Each line of the data below that contains "year" must be copied.

:: Extracted information

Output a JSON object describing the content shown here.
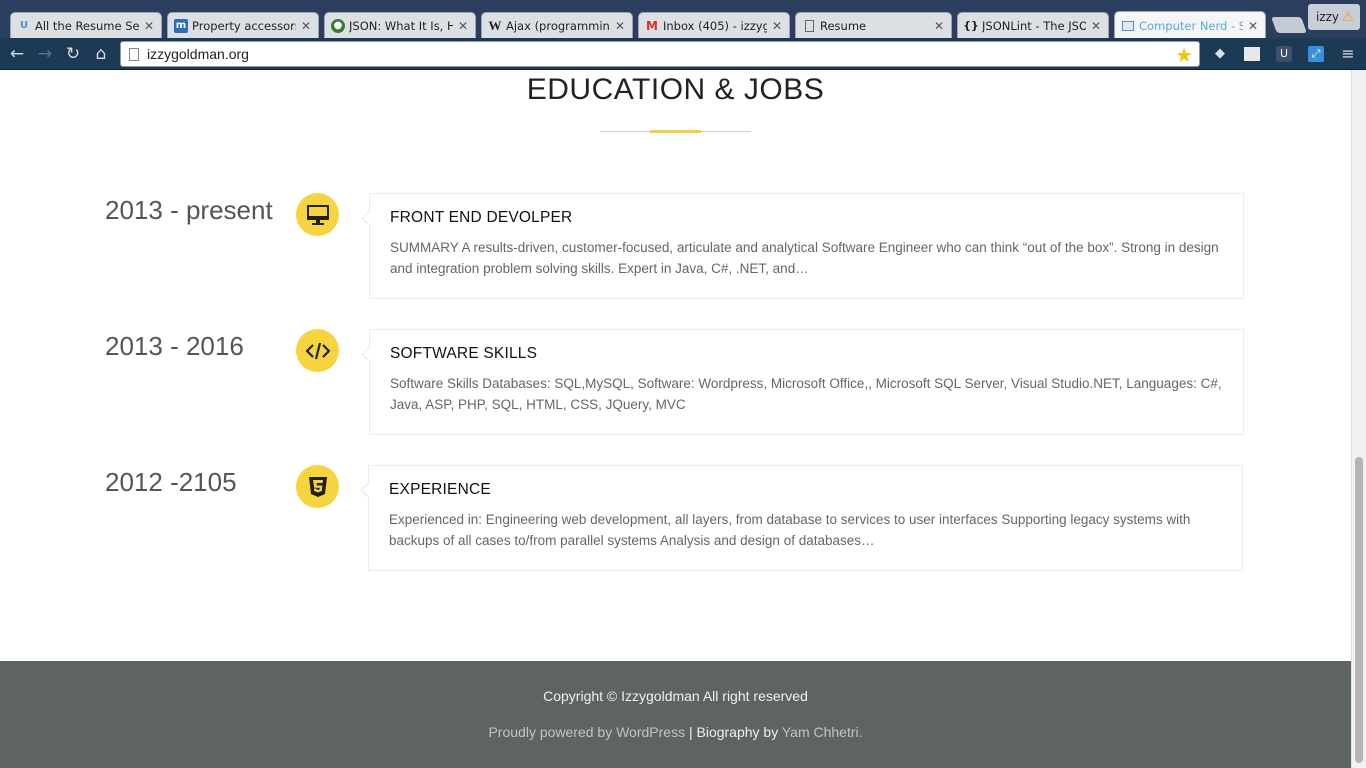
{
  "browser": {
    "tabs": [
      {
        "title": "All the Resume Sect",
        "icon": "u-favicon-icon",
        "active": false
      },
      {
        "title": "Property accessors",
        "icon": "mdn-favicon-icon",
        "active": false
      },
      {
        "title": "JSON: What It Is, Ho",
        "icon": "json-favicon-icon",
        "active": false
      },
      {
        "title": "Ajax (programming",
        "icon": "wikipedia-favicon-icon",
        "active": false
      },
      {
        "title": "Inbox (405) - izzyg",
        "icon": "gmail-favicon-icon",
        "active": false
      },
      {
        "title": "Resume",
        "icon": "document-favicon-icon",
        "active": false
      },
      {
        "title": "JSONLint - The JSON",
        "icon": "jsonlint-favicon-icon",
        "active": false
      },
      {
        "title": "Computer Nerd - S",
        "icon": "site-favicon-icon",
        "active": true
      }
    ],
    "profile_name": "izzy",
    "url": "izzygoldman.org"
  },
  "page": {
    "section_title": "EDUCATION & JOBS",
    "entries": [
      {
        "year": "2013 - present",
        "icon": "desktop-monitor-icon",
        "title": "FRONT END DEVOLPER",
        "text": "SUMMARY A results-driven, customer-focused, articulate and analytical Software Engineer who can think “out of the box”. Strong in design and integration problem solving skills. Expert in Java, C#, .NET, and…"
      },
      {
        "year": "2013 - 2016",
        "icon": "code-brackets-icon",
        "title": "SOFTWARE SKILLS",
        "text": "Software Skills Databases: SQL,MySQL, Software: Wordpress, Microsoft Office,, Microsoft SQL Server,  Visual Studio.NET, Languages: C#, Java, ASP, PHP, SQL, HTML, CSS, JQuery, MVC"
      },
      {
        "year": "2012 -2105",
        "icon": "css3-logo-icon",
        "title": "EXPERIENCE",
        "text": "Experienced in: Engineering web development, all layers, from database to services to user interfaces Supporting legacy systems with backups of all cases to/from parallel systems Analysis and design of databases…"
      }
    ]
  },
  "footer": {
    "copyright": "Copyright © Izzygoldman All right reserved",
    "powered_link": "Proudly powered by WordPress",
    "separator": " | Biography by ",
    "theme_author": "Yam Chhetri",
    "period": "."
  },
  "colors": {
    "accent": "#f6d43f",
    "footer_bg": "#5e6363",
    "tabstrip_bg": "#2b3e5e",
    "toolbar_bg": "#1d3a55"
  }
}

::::
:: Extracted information

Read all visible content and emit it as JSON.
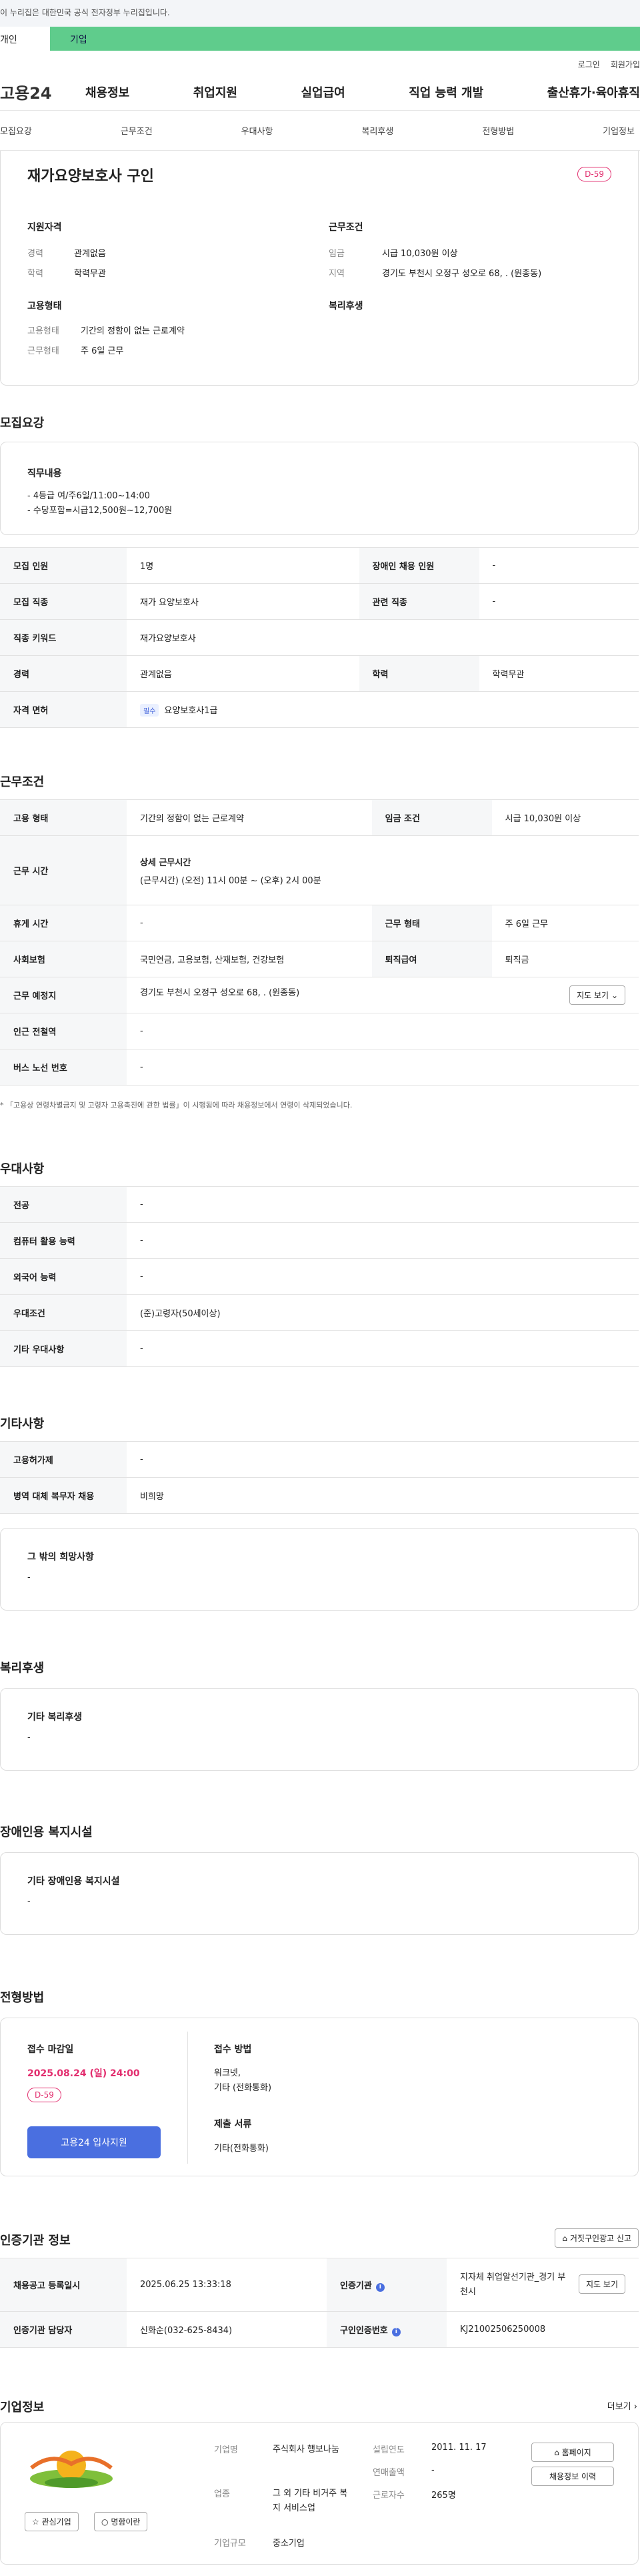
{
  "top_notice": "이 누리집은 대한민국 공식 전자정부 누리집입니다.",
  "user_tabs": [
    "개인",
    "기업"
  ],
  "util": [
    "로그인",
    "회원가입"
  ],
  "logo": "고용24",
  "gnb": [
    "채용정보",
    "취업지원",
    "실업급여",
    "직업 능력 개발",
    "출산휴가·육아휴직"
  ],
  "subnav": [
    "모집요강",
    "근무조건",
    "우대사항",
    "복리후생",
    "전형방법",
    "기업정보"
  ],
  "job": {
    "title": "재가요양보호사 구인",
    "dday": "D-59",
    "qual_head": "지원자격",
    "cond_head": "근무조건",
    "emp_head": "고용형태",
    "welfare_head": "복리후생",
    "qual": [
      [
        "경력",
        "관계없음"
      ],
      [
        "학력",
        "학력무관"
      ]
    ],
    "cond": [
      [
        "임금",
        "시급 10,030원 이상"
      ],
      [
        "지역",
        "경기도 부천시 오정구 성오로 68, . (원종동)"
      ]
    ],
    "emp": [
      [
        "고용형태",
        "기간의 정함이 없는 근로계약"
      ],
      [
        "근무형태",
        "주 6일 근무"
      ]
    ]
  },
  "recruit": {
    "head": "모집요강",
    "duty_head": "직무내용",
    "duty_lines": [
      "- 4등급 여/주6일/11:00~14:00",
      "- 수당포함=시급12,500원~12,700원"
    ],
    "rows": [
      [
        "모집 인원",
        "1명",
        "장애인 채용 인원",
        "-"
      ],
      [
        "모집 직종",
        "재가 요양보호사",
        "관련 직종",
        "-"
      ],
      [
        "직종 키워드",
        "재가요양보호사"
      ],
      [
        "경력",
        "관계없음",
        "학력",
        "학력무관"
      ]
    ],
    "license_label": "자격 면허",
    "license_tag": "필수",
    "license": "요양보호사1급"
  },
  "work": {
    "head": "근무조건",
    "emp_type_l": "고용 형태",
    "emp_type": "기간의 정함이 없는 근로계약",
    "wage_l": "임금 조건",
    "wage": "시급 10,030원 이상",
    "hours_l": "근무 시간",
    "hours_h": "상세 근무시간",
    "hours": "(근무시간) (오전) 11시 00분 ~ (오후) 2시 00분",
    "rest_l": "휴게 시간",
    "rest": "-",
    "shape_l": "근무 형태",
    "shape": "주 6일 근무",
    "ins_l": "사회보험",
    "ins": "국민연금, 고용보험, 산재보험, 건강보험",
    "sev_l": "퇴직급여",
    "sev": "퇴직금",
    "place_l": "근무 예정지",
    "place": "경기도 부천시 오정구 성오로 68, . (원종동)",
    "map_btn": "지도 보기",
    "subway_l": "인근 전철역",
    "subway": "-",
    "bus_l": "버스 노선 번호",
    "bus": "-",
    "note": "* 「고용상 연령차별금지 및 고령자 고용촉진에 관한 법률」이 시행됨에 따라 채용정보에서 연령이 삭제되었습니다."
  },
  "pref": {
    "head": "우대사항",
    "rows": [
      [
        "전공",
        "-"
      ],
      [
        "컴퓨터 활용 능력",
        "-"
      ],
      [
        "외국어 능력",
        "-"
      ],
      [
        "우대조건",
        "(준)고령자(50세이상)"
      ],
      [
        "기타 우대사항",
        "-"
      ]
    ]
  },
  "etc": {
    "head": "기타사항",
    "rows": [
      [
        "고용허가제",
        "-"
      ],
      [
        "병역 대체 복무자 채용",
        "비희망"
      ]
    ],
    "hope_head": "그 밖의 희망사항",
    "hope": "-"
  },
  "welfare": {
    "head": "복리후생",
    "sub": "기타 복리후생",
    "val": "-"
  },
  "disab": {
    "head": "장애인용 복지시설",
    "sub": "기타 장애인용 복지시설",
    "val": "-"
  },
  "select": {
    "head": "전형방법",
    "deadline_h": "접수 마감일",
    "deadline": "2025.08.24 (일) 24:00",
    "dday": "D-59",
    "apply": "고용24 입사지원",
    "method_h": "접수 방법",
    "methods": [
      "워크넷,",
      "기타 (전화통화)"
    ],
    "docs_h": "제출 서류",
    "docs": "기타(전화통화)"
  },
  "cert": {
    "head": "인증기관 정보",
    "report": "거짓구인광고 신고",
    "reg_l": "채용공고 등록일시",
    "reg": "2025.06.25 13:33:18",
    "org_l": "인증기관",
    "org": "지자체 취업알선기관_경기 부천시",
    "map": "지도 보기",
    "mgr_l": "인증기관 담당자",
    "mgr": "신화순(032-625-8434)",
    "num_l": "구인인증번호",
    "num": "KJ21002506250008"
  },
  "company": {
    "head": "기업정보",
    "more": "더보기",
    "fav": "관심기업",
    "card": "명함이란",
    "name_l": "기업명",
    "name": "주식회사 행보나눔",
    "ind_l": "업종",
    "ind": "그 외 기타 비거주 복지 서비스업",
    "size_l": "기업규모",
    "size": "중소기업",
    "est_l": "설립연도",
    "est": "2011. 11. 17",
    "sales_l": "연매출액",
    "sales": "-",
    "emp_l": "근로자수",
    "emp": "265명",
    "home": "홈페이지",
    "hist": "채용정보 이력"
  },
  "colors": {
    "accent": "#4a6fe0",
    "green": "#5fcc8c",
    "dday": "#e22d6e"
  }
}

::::

» **Output of the exercise**
        "year": "2013 - present",
        "year": "2013 - 2016",
        "year": "2012 -2105",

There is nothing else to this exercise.